The dating of Saint John the Baptist is disputed.[6] It was seen by Antonio de Beatis in Leonardo's workshop at Clos Lucé;[7] his diary entry giving a terminus ante quem of 17 October 1517.

Traditionally, the painting has been considered the artist's last, and has been dated to 1513–1516; Leonardo's sfumato technique here being considered to have reached its apogee.[6] Some experts, however, have compared the hand of Saint John to a similar work by a pupil in the Codex Atlanticus, dating the commencement of the picture to around 1509.[6] The pose is also similar to that of a sculpture of the same subject completed after 1510 for the Florence Baptistery by Giovanni Francesco Rustici.[8] Leonardo is thought to have given Rustici technical advice for his commission; it is possible that one artist could have influenced the other with the idea for the pose.[9]


Saint John the Baptist was apparently part of the French king Francis I's collection at Fontainebleau in 1542. In 1625, King Charles I of England received the painting from Louis XIII of France in return for a Titian – the Holy Family – and Hans Holbein's Portrait of Erasmus.[6] In 1649, Charles's collection was sold, whereupon the painting entered into the hands of the banker Eberhard Jabach.[6] After a spell in the possession of Cardinal Mazarin, in 1661 the work once again returned to the King of France – Louis XIV. Following the French Revolution, the painting entered the collection at the Louvre, where it remains to this day.[6]


Prior to this work, Saint John had traditionally been portrayed as a gaunt ascetic. Leonardo's innovative depiction proved influential upon Raphael's workshop; several portraits of Saint John painted around 1517–1518 attributed to Raphael and Giulio Romano show a similarly youthful saint in isolation, with a strong contrast between the dark background and the illumination of the figure.[10]

Also numerous copies and variations of Saint John the Baptist made by Leonardeschi exist.

See also[edit]


  1. ^ "Louvre Abu Dhabi welcomes arrival of Leonardo da Vinci". The National. 2022-11-07. Retrieved 2022-11-07.
  2. ^ Zöllner, Frank (2000). Leonardo Da Vinci, 1452–1519. ISBN 9783822859797.
  3. ^ Barolsky, Paul (1999). Leonardo Da Vinci, Selected Scholarship: Leonardo's projects, c. 1500–1519. p. 391. ISBN 9780815329350.
  4. ^ Barolsky, Paul.
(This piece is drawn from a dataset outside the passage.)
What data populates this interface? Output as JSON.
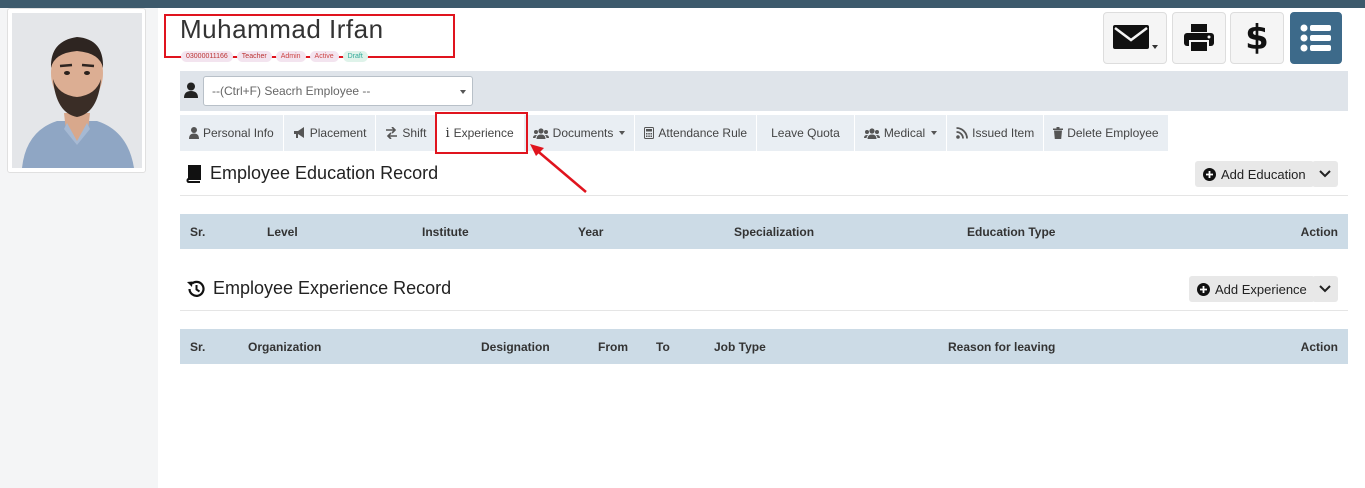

Leonardo Da Vinci, Selected Scholarship: Leonardo's projects, c. 1500–1519. p. 394.
  5. ^ Pedretti, Carlo (2009). Leonardo da Vinci : l'Angelo incarnato & Salai = the Angel in the flesh & Salai. Margherita Melani, Daniel Arasse, da Vinci Leonardo. Foligno (Perugia): Cartei & Bianchi. p. 201. ISBN 978-88-95686-11-0. OCLC 500794484.
  6. ^ a b c d e f Frank Zöllner. Leonardo da Vinci: The Complete Paintings. p. 248.
  7. ^ Farago, Claire J. (1999). Biography and Early Art Criticism of Leonardo Da Vinci. p. 66. ISBN 9780815329336.
  8. ^ Decker, Heinrich (1969) [1967]. The Renaissance in Italy: Architecture • Sculpture • Frescoes. New York: The Viking Press. p. 26.
  9. ^ Wallace, Robert (1972) [1966]. The World of Leonardo: 1452–1519. New York: Time-Life Books. p. 147.
  10. ^ Zöllner, Frank (2000). Leonardo Da Vinci, 1452–1519. p. 199. ISBN 9783822859797.
  11. ^ Pedretti, Carlo (2009). Leonardo da Vinci : l'Angelo incarnato & Salai = the Angel in the flesh & Salai. Margherita Melani, Daniel Arasse, da Vinci Leonardo. Foligno (Perugia): Cartei & Bianchi. pp. 9, 11, 13, 201. ISBN 978-88-95686-11-0. OCLC 500794484.

External links[edit]